Items from a dataset
══════════════════════════════
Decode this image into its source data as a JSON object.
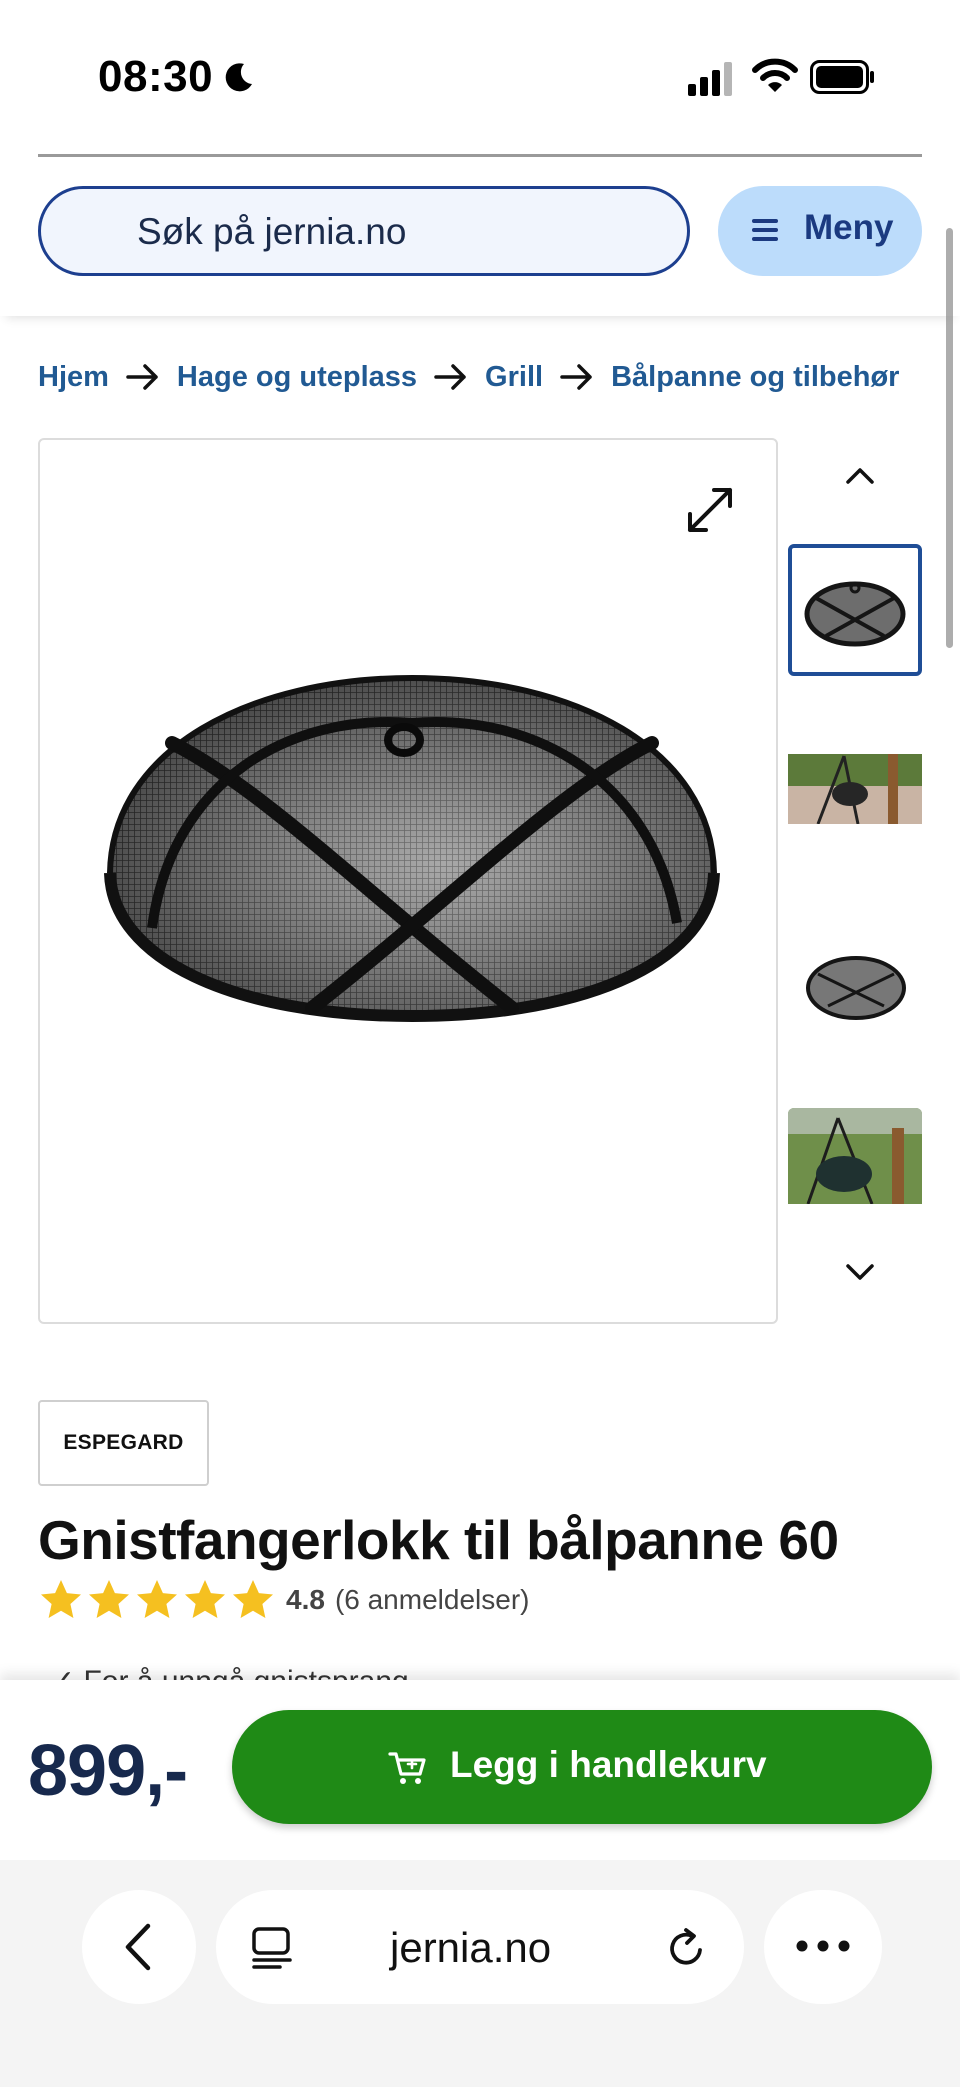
{
  "status_bar": {
    "time": "08:30"
  },
  "header": {
    "search_placeholder": "Søk på jernia.no",
    "menu_label": "Meny"
  },
  "breadcrumb": [
    "Hjem",
    "Hage og uteplass",
    "Grill",
    "Bålpanne og tilbehør"
  ],
  "product": {
    "brand": "ESPEGARD",
    "title": "Gnistfangerlokk til bålpanne 60",
    "rating": {
      "value": "4.8",
      "count_text": "(6 anmeldelser)",
      "stars": 5
    },
    "usp_partial": "✓ For å unngå gnistsprang",
    "price": "899,-"
  },
  "buy": {
    "cart_label": "Legg i handlekurv"
  },
  "browser": {
    "url": "jernia.no"
  },
  "colors": {
    "brand_blue": "#1d3f8f",
    "link_blue": "#215a93",
    "menu_bg": "#bcdcfb",
    "cart_green": "#1f8a16",
    "star_gold": "#f5c020",
    "price_navy": "#17294d"
  }
}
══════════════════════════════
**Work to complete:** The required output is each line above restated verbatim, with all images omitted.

**Exercise result:**
Decode this image into its source data as a JSON object.
{
  "status_bar": {
    "time": "08:30"
  },
  "header": {
    "search_placeholder": "Søk på jernia.no",
    "menu_label": "Meny"
  },
  "breadcrumb": [
    "Hjem",
    "Hage og uteplass",
    "Grill",
    "Bålpanne og tilbehør"
  ],
  "product": {
    "brand": "ESPEGARD",
    "title": "Gnistfangerlokk til bålpanne 60",
    "rating": {
      "value": "4.8",
      "count_text": "(6 anmeldelser)",
      "stars": 5
    },
    "usp_partial": "✓ For å unngå gnistsprang",
    "price": "899,-"
  },
  "buy": {
    "cart_label": "Legg i handlekurv"
  },
  "browser": {
    "url": "jernia.no"
  },
  "colors": {
    "brand_blue": "#1d3f8f",
    "link_blue": "#215a93",
    "menu_bg": "#bcdcfb",
    "cart_green": "#1f8a16",
    "star_gold": "#f5c020",
    "price_navy": "#17294d"
  }
}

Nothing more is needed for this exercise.